Four-plus decades does little to blunt the pain that Willie Brewster's widow, Lestine Easley, feels today.

There is little doubt she lost a special soul that night in July 1965, when he was gunned down by nightriders at the height of the civil rights movement. He was, she says, a man so devoted to his children and dedicated to anyone in his reach, that he's still in her presence today. She holds a faded snapshot, fighting back a wave of sadness and straining to look into the horrors of that hot summer night so long ago.

It was Jeremiah Adams, one of the men riding with Willie in the car, who came to the door that night, she said. He was carrying a box of groceries Willie had picked up earlier that night. The box was, she said, "covered in blood."

That is when reality hit her, when she realized the gravity of the situation, when she understood that her husband had been shot on a lonely stretch of Alabama 202 outside Anniston on his way home from work with Adams and two other co-workers.

Months later, Hubert Damon Strange, a 25-year-old gas jockey in the employ of a local Klan leader, would be convicted of manslaughter in the case.

Two others charged with killing Brewster were Johnny Ira DeFries and Clarence Lewis Blevins. DeFries was acquitted, and charges against Blevins were dropped by the local district attorney before the case went to trial.

"I miss him so much," she said. "He was a good man, an innocent man."

And it was a long time before she started finding hope again, in herself and in her society. But slowly it did begin to come back.

A few years ago, she traveled with her family to Montgomery to the unveiling of a memorial to people killed during the civil rights movement. It was then, she said, when she started believing that the South and the nation had started to change.

"I do believe, as bad as it was, that he did have something to do with making things better," said the 71- year-old Easley, who lives in Munford.

She was surrounded this February day by a roomful of grandchildren and great-grandchildren. Her granddaughter, Tieshia, 31, and her grandson, Willie III, sat at the kitchen table with her, nodding in agreement.

They feel the same, that their grandfather's death, however painful, served some good in bringing about a better Alabama and a better nation.

"His death did make a difference," said the family's youngest Willie, Willie III, age 24. "In the end it made a big difference, for the South and for the nation. I've no doubt about that."

On a personal level, those were some difficult times for Willie Brewster's son, Willie Jr., he will tell you. But they were also times that eventually made him stronger.

"I've studied on this for a long time," said Brewster, 50. "People always say I'm strong, but I've not always been strong. I was angry for a long time. I couldn't get along with people."

Willie Jr., who held his father's hand as a boy of 7 and spoke to him that night just before he died, said, "I only got strong when I got married and when I had kids. That's what made me strong. I wanted to give my children what my dad gave me before he died: a lot of love and attention."

That he was an angry young man is confirmed by his old high school principal at Munford, James Coleman, a man Brewster credits with chasing some of his demons away.
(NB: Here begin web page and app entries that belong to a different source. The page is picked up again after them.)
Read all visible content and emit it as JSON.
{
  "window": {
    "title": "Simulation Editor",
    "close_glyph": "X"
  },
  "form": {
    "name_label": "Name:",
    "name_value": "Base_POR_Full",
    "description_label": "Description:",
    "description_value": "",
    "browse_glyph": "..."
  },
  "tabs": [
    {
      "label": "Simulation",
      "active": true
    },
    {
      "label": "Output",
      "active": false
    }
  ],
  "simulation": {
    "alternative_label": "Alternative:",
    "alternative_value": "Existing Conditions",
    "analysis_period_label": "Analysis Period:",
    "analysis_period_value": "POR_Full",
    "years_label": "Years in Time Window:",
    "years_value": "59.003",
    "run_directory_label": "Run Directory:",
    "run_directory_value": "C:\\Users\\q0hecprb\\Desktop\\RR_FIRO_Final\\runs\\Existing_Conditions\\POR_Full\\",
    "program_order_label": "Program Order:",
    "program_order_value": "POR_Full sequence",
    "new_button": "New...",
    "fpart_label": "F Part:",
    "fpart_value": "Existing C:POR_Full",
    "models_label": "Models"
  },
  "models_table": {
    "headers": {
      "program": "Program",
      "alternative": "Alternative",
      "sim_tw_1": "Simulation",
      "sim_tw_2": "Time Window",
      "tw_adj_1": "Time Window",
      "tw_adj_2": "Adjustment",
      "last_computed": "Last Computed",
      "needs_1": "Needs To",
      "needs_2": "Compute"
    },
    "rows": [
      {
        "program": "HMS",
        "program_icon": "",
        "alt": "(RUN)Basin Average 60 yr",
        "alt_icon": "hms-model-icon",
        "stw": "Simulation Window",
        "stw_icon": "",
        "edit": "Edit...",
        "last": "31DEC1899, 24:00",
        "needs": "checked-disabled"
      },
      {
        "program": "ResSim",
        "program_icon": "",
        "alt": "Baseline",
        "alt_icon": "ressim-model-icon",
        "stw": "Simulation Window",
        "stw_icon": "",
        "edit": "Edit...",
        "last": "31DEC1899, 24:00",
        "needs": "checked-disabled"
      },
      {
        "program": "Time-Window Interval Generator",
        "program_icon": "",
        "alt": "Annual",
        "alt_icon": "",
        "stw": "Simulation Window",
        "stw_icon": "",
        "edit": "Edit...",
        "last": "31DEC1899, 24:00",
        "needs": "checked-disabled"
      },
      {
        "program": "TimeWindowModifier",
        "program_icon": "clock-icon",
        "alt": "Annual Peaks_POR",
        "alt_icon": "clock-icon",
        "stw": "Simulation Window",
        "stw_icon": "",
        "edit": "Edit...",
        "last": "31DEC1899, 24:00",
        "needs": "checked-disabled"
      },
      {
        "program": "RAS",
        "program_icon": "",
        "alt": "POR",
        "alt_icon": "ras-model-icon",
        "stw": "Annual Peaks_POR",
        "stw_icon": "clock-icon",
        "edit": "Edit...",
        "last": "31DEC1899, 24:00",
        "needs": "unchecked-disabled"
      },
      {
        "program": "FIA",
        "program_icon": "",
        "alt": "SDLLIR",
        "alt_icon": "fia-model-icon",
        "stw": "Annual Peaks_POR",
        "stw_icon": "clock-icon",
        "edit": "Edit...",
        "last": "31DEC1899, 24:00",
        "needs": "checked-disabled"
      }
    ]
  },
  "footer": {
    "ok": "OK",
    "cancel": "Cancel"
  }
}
"Yes, Willie certainly was an angry young man to begin with," said the 63-year old Coleman, now retired and living in Oxford. "I remember he was sent to my office more than a few times, for I don't know what. But, you know, the office is sometimes a good place to talk, and we had some good talks about where he was gong with his life. About being angry with the world and how that was not getting him anywhere but into trouble."

Told that Brewster had a career in the Army before going to work at the Anniston Army Depot, Coleman said, "well, I'm proud to know he turned out so well, but I'm not really surprised."

Willie Brewster Jr. holds a smile most of the time, especially when his family is in reach. It breaks even wider when wife Doris starts going on about his passion for gardening, something he shared with his father.

"He grows some wonderful tomatoes," said Doris, "but he really grows everything and a lot of everything. With a family like this he has to."

She sits passively by mostly, listening to Bug speak, as most people call Willie Jr.

After the subject of gardening is talked out, however, the question of justice served and unanswered questions bubble to the surface once again.

First and foremost in his mind is the topic of forgiveness.

"I don't hold a grudge against anyone or any color," Brewster said.

What is most indictable, in his mind, is the ignorance that dominated this corner of Alabama in the 1960s.

Quietly, however, he will also tell you that he doesn't think that justice was entirely served in his father's case.

Told that at least one of the men accused of being in the car with Strange that night, Lewis Blevins, who was never tried, is still alive and currently in prison, Willie Jr.'s daughter, Ti, drifts into a moment of silence, then says, "I would like to ask him [Blevins] how he feels about things today. Has he repented? Does he have any regrets? I would like for him to put himself in my grandmother's situation. I would like to ask him, how would he feel if someone took his father away from him when he was just a boy? Took his father away from him and his family?"